_INFORMATION SUPPLIED_.
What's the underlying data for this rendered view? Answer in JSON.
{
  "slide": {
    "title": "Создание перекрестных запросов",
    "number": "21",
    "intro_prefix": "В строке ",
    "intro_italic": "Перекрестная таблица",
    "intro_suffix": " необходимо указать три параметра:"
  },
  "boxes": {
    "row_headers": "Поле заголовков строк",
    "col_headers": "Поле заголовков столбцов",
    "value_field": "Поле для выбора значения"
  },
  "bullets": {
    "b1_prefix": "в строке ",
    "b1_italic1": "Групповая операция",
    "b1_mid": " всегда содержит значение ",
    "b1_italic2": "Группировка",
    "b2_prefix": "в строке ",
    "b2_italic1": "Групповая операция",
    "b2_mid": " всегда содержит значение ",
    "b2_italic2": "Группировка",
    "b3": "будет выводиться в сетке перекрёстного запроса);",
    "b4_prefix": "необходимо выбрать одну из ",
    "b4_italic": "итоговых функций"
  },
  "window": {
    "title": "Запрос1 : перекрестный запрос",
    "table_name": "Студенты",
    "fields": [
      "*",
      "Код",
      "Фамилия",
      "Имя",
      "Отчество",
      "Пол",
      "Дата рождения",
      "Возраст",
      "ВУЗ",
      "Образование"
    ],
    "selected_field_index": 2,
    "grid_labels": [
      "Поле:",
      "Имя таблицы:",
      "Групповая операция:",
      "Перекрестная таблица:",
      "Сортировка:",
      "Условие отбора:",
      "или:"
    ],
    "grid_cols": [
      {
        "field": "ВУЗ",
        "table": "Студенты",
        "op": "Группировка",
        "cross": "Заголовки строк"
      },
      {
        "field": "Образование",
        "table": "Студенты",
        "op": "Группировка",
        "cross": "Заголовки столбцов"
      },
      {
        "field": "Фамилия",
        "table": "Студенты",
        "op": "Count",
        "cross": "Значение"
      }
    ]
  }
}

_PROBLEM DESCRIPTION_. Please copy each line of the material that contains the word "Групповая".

_YOUR RESPONSE_.
    "b1_italic1": "Групповая операция",
    "b2_italic1": "Групповая операция",
      "Групповая операция:",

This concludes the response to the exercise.